Apprenticeships and T Levels are based on occupations recognised by employers. Our maps bring these together to show where technical education can lead. 

They help employers and individuals to understand routes for progression and how occupations at different levels link together.

View the occupational maps

1. What do the occupational maps show?

Apprenticeships and T Level qualifications are based on occupations. Our maps bring all these together to show where technical education can lead. A standard, explaining what someone in the occupation does, has been written or is in development for most of these occupations, although some await interest from employers.

The maps group occupations with related knowledge, skills and behaviours into pathways, making it easier to see the opportunities for career progression within that particular route. Within each pathway, occupations at the same level are grouped into clusters, to show how skills learnt can be applied to other related occupations.

2. Why use occupational maps?

Occupational maps provide a useful guide to show the technical education options available for employers as well as individuals and training providers who are interested in offering it.

To ensure the occupational maps remain up-to-date, each map is owned by a route panel, made up of industry experts.

Route panels use the maps to support decision making on apprenticeships, T Levels and route reviews and to help them identify additional occupations that need to be developed.

3. What is an occupation?

An occupation is a set of jobs whose main tasks and duties have a high degree of similarity across a relevant sector or sectors, rather than being associated with a single employer.

They must be:

  • transferable to a range of employers
  • sufficiently broad, deep and skilled to require at least a year of employment and training, with 20% of this being off-the-job
  • capable of providing full occupational competence for new entrants to the occupation
  • recognised and stand-alone

Route panels make recommendations on whether occupational proposals made by trailblazer groups meet these requirements as part of the approvals process.

Once an occupation is agreed, it is placed on the relevant occupational map.

4. Can occupations be on multiple routes?

An occupation will only appear on one occupational map. It will be placed in the map which has the best alignment with its knowledge, skills and behaviours.

5. How are the maps updated?

The UK economy is dynamic, and to reflect this the occupational maps are updated as occupations evolve and new ones emerge.

In addition to day-to-day changes to the maps, the Institute also carries out regular reviews.
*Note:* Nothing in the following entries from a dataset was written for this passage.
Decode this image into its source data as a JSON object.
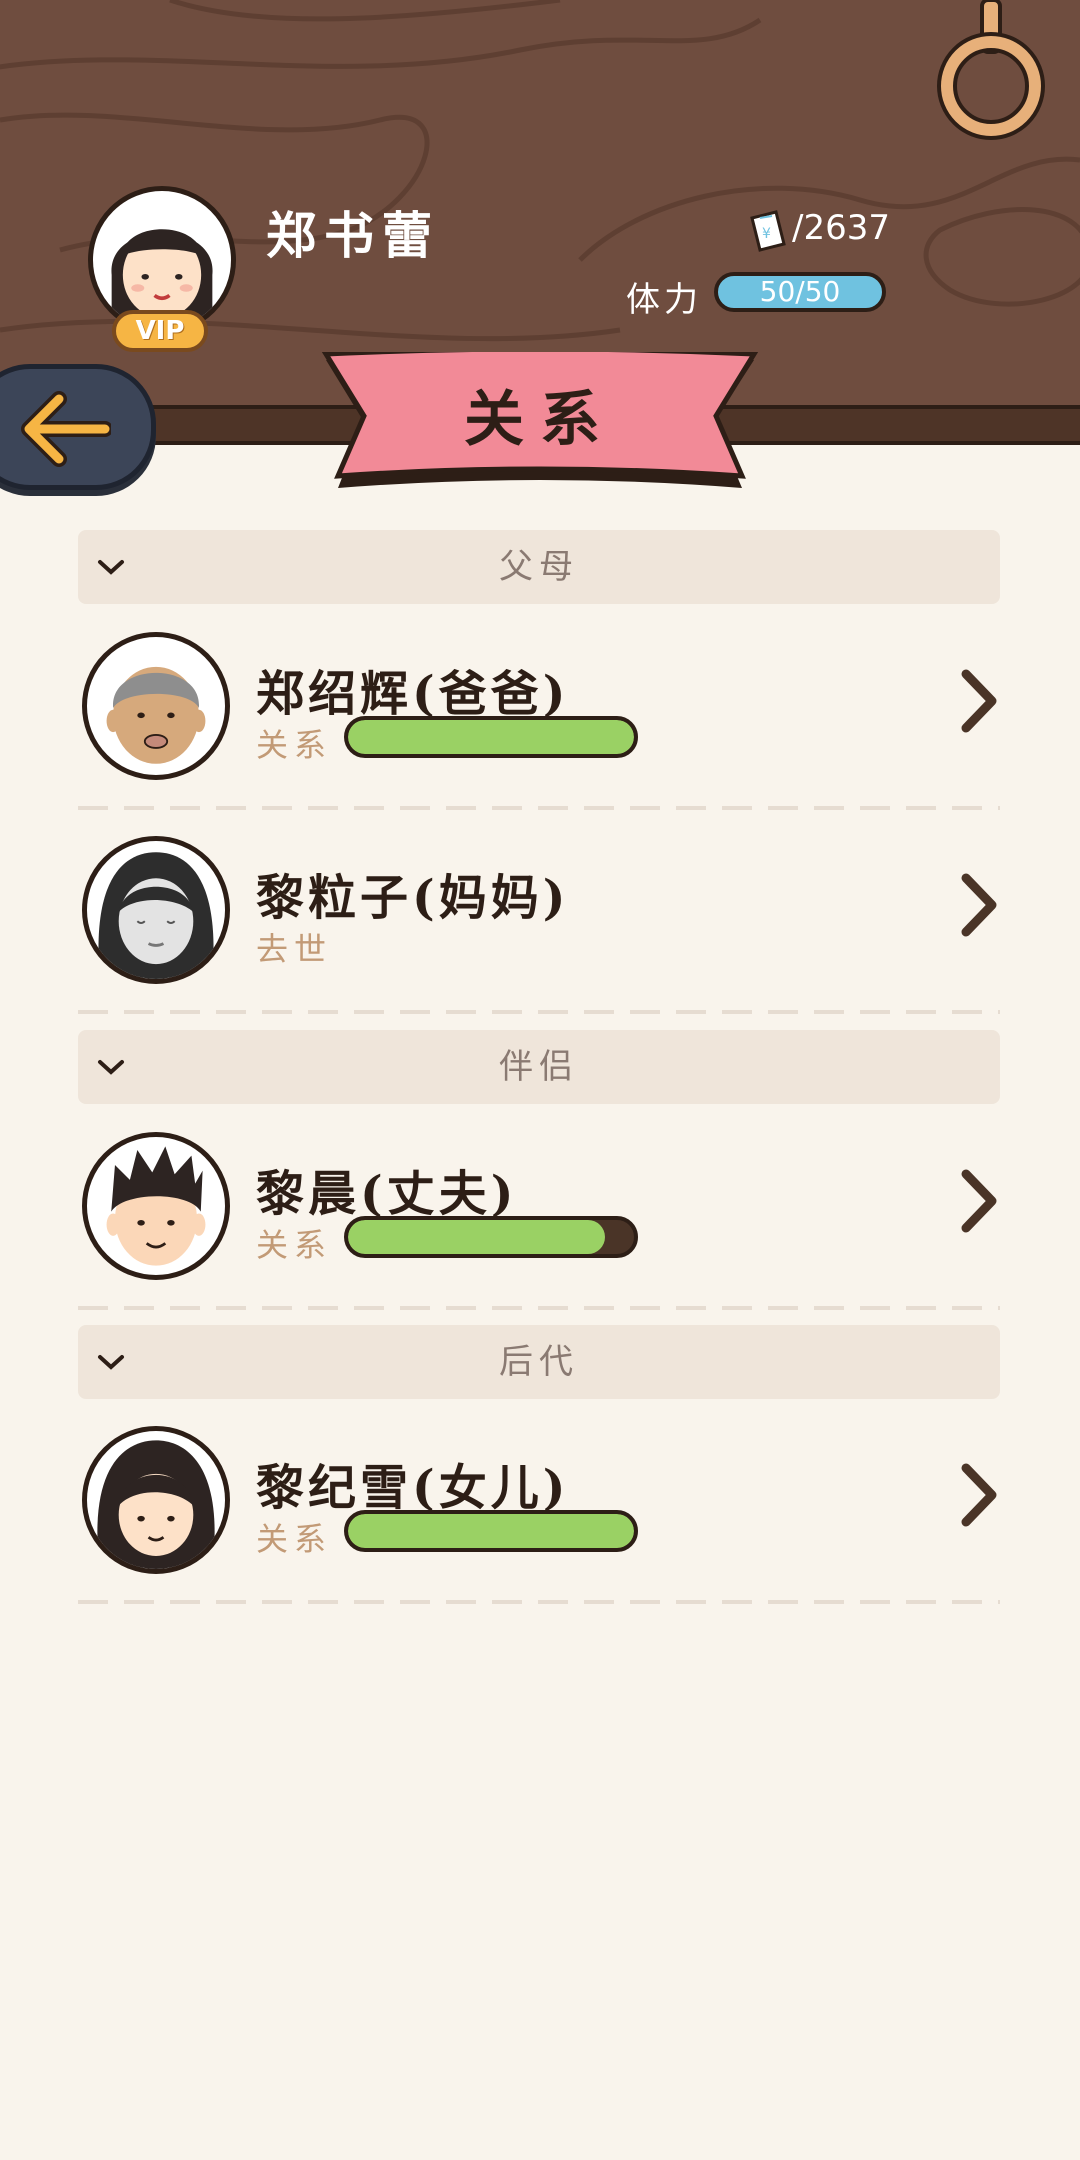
{
  "player": {
    "name": "郑书蕾",
    "vip_label": "VIP",
    "money": "/2637",
    "stamina_label": "体力",
    "stamina_value": "50/50",
    "stamina_fraction": 1.0
  },
  "page_title": "关系",
  "sections": [
    {
      "title": "父母",
      "rows": [
        {
          "name": "郑绍辉(爸爸)",
          "label": "关系",
          "relationship": 1.0,
          "avatar": "old-man-avatar"
        },
        {
          "name": "黎粒子(妈妈)",
          "label": "去世",
          "relationship": null,
          "avatar": "deceased-woman-avatar"
        }
      ]
    },
    {
      "title": "伴侣",
      "rows": [
        {
          "name": "黎晨(丈夫)",
          "label": "关系",
          "relationship": 0.9,
          "avatar": "man-avatar"
        }
      ]
    },
    {
      "title": "后代",
      "rows": [
        {
          "name": "黎纪雪(女儿)",
          "label": "关系",
          "relationship": 1.0,
          "avatar": "girl-avatar"
        }
      ]
    }
  ],
  "colors": {
    "wood": "#6f4d3f",
    "ribbon": "#f28a97",
    "bar_fill": "#9ad164",
    "stamina_bar": "#6fc2e0",
    "background": "#f9f4ec"
  }
}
Currently, all maps are being scrutinised as part of our route reviews.

During the route review, we consider the map as a whole, identifying any gaps or standards that duplicate each other and amend the map accordingly. This is to ensure the maps are current and reflective of employer needs.

As part of the route reviews, we are carrying out public consultations to capture employer and industry feedback on the maps. 

6. Are T Levels included?

T Levels are qualifications, equivalent to A levels, at level 3. They are intended to provide enough training in one or more occupations to enable a learner to get a job. The content of the qualifications is based on the same standards used for apprenticeships.

We are planning to represent T Levels and the occupations they cover on the maps later this year.

Please note that some level 3 occupations have been identified by the post-16 skills plan as being appropriate solely for apprenticeships.

7. Are standards mapped to SOC codes?

The Standard Occupational Classification (SOC) is a common classification of occupational information for the UK and is published by the Office for National Statistics (

Within the context of the classification, jobs are classified in terms of their skill level and skill content.

It is used for career information to labour market entrants, job matching by employment agencies and the development of government labour market policies.

For more information about Standard Occupational Classification (SOC) codes for the UK please visit the Office for National Statistics website available at Standard Occupational Classification (SOC) - Office for National Statistics (

The Institute works with employers to design, develop and approve occupational standards. During the development process each occupation is mapped to the SOC code which is considered to be the closest match. You can download the occupations mapped to SOC 2010 codes spreadsheet (CSV file) below.

We do not give any guarantees, conditions or warranties about the accuracy or completeness of this mapping. We are not liable for any loss or damage that may come from your use of this information.

Occupational Standards mapped to SOC (2021) codes, closest match, 19 July 2021